▶ **Exercise instructions**
Exact reproduction of every entry is required.

(Dataset rows describing interfaces)

== == ==

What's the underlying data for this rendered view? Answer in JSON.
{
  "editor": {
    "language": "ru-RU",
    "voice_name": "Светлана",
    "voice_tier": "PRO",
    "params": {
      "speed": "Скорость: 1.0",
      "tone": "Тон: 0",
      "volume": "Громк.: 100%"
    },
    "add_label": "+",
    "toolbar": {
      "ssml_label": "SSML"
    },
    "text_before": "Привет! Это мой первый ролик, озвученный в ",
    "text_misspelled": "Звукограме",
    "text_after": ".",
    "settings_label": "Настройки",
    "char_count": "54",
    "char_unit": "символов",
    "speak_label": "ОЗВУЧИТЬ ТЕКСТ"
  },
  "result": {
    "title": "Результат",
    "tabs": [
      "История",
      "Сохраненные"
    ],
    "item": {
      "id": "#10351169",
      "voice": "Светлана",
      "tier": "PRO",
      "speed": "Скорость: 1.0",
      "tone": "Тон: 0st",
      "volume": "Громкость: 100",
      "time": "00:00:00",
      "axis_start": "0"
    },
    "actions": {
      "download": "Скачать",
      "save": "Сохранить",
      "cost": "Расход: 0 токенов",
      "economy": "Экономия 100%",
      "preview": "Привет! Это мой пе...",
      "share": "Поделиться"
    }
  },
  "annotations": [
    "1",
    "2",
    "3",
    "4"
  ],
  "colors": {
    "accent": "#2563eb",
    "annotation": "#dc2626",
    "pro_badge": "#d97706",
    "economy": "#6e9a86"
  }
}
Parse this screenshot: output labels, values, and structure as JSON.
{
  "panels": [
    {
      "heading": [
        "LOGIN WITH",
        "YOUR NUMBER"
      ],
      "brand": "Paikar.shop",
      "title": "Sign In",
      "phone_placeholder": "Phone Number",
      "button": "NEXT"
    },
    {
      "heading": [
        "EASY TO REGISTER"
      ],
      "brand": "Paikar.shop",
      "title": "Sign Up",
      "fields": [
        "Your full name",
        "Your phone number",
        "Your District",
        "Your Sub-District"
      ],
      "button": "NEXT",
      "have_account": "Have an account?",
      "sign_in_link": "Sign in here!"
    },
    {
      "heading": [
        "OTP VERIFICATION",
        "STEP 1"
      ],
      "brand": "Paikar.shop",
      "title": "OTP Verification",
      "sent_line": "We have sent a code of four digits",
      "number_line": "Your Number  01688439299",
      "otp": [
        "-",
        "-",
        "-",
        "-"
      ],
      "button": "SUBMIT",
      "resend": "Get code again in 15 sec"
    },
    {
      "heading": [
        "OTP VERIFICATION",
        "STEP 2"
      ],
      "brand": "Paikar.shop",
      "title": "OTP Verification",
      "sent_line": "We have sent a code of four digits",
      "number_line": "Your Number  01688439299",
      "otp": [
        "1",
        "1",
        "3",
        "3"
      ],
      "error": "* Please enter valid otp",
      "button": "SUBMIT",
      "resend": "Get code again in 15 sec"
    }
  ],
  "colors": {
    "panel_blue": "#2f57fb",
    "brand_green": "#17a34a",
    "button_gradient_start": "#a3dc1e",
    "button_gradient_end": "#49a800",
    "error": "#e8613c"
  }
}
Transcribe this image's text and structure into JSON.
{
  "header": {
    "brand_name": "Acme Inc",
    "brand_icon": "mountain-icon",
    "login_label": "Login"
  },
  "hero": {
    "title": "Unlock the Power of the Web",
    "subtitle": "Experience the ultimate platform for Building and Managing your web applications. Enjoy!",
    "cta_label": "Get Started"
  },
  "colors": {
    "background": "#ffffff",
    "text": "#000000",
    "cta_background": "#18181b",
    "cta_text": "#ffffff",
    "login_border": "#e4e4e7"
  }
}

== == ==

▶ **Response area**
What's the underlying data for this rendered view? Answer in JSON.
{
  "editor": {
    "language": "ru-RU",
    "voice_name": "Светлана",
    "voice_tier": "PRO",
    "params": {
      "speed": "Скорость: 1.0",
      "tone": "Тон: 0",
      "volume": "Громк.: 100%"
    },
    "add_label": "+",
    "toolbar": {
      "ssml_label": "SSML"
    },
    "text_before": "Привет! Это мой первый ролик, озвученный в ",
    "text_misspelled": "Звукограме",
    "text_after": ".",
    "settings_label": "Настройки",
    "char_count": "54",
    "char_unit": "символов",
    "speak_label": "ОЗВУЧИТЬ ТЕКСТ"
  },
  "result": {
    "title": "Результат",
    "tabs": [
      "История",
      "Сохраненные"
    ],
    "item": {
      "id": "#10351169",
      "voice": "Светлана",
      "tier": "PRO",
      "speed": "Скорость: 1.0",
      "tone": "Тон: 0st",
      "volume": "Громкость: 100",
      "time": "00:00:00",
      "axis_start": "0"
    },
    "actions": {
      "download": "Скачать",
      "save": "Сохранить",
      "cost": "Расход: 0 токенов",
      "economy": "Экономия 100%",
      "preview": "Привет! Это мой пе...",
      "share": "Поделиться"
    }
  },
  "annotations": [
    "1",
    "2",
    "3",
    "4"
  ],
  "colors": {
    "accent": "#2563eb",
    "annotation": "#dc2626",
    "pro_badge": "#d97706",
    "economy": "#6e9a86"
  }
}
Parse this screenshot: output labels, values, and structure as JSON.
{
  "panels": [
    {
      "heading": [
        "LOGIN WITH",
        "YOUR NUMBER"
      ],
      "brand": "Paikar.shop",
      "title": "Sign In",
      "phone_placeholder": "Phone Number",
      "button": "NEXT"
    },
    {
      "heading": [
        "EASY TO REGISTER"
      ],
      "brand": "Paikar.shop",
      "title": "Sign Up",
      "fields": [
        "Your full name",
        "Your phone number",
        "Your District",
        "Your Sub-District"
      ],
      "button": "NEXT",
      "have_account": "Have an account?",
      "sign_in_link": "Sign in here!"
    },
    {
      "heading": [
        "OTP VERIFICATION",
        "STEP 1"
      ],
      "brand": "Paikar.shop",
      "title": "OTP Verification",
      "sent_line": "We have sent a code of four digits",
      "number_line": "Your Number  01688439299",
      "otp": [
        "-",
        "-",
        "-",
        "-"
      ],
      "button": "SUBMIT",
      "resend": "Get code again in 15 sec"
    },
    {
      "heading": [
        "OTP VERIFICATION",
        "STEP 2"
      ],
      "brand": "Paikar.shop",
      "title": "OTP Verification",
      "sent_line": "We have sent a code of four digits",
      "number_line": "Your Number  01688439299",
      "otp": [
        "1",
        "1",
        "3",
        "3"
      ],
      "error": "* Please enter valid otp",
      "button": "SUBMIT",
      "resend": "Get code again in 15 sec"
    }
  ],
  "colors": {
    "panel_blue": "#2f57fb",
    "brand_green": "#17a34a",
    "button_gradient_start": "#a3dc1e",
    "button_gradient_end": "#49a800",
    "error": "#e8613c"
  }
}
Transcribe this image's text and structure into JSON.
{
  "header": {
    "brand_name": "Acme Inc",
    "brand_icon": "mountain-icon",
    "login_label": "Login"
  },
  "hero": {
    "title": "Unlock the Power of the Web",
    "subtitle": "Experience the ultimate platform for Building and Managing your web applications. Enjoy!",
    "cta_label": "Get Started"
  },
  "colors": {
    "background": "#ffffff",
    "text": "#000000",
    "cta_background": "#18181b",
    "cta_text": "#ffffff",
    "login_border": "#e4e4e7"
  }
}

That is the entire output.